## Exercise requirements
Check every line below for the word "title" and copy the ones that have it.

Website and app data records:

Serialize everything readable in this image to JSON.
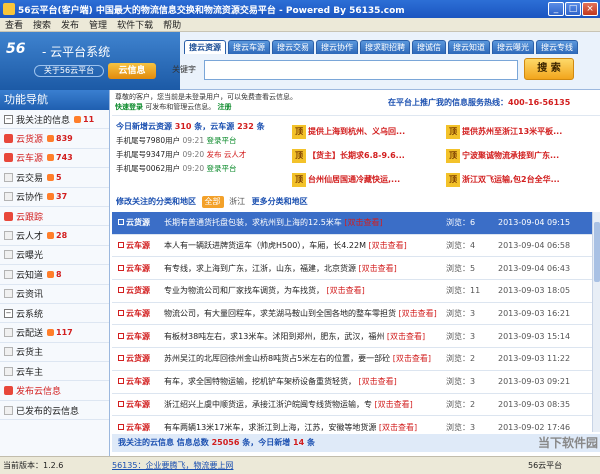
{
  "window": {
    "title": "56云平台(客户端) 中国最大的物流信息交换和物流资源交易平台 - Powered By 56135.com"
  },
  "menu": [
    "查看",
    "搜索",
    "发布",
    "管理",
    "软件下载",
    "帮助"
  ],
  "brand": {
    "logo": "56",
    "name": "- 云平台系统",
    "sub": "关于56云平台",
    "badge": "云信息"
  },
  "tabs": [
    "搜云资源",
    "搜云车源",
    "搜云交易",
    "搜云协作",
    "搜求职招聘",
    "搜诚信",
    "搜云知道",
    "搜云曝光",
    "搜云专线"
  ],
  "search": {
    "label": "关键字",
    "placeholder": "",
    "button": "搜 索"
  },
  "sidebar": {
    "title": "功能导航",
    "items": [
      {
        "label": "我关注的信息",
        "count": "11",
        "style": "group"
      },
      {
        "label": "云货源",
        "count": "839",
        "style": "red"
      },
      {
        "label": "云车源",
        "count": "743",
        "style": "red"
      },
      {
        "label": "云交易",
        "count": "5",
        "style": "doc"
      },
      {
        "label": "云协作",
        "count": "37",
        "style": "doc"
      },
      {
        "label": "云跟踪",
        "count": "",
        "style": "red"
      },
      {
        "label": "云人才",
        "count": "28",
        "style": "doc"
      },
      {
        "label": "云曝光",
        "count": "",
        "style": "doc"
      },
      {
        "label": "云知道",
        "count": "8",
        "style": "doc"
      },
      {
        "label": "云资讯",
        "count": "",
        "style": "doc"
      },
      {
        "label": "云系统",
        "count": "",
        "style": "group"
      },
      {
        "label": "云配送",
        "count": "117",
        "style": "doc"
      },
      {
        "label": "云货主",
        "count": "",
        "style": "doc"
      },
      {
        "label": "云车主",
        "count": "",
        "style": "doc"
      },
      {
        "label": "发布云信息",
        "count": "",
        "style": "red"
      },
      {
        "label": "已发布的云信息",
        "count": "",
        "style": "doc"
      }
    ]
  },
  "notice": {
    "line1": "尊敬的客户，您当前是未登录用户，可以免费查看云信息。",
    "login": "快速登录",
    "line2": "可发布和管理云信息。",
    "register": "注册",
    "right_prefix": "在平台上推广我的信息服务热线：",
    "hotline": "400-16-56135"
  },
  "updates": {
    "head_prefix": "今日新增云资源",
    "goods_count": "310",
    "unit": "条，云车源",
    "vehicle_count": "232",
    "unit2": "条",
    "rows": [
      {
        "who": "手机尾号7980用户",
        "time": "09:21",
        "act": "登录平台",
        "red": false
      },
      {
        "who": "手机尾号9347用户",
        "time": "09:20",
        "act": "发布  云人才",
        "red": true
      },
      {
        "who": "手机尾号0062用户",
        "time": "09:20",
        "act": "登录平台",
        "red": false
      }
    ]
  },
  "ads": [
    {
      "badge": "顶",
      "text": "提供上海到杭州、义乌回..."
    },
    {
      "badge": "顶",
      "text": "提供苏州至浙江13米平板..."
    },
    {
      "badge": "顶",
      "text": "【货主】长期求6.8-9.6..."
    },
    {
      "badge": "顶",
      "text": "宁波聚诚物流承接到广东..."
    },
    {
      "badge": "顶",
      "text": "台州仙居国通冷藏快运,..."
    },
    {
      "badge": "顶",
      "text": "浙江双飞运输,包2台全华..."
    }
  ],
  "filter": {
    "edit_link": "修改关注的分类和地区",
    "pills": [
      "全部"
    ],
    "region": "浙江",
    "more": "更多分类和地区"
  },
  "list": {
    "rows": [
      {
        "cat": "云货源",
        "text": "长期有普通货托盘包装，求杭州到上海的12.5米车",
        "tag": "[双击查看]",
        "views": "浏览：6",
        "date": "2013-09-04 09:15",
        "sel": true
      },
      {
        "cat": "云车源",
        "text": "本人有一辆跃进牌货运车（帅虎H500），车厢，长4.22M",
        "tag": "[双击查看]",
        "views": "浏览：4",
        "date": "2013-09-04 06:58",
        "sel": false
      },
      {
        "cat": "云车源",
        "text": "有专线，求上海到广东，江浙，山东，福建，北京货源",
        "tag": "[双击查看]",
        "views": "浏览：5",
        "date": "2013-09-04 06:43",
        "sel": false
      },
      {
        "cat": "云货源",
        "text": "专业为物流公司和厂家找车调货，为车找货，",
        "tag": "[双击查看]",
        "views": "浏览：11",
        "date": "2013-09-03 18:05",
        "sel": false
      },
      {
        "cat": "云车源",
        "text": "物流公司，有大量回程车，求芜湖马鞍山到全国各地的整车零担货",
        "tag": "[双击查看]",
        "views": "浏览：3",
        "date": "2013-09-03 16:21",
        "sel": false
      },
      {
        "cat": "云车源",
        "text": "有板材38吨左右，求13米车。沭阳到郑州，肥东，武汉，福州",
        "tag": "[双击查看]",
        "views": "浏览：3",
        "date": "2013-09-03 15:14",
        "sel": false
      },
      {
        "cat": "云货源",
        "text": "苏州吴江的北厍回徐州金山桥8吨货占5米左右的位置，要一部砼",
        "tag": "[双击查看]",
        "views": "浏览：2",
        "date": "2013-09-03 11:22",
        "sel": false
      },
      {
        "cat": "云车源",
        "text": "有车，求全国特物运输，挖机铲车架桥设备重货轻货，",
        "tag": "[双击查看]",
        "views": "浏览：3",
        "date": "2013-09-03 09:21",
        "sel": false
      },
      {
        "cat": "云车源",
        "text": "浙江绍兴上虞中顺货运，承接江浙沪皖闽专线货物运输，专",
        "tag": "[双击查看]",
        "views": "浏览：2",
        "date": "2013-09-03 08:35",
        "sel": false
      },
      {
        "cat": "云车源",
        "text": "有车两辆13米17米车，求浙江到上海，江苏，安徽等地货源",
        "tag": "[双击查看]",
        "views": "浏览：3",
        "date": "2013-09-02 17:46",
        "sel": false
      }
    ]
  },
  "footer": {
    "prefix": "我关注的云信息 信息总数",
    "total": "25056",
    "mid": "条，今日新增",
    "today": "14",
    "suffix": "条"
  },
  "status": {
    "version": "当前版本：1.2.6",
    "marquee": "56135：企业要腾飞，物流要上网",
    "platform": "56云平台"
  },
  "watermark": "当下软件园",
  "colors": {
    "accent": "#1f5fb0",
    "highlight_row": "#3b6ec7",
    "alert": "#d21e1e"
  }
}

## Result
    "title": "56云平台(客户端) 中国最大的物流信息交换和物流资源交易平台 - Powered By 56135.com"
    "title": "功能导航",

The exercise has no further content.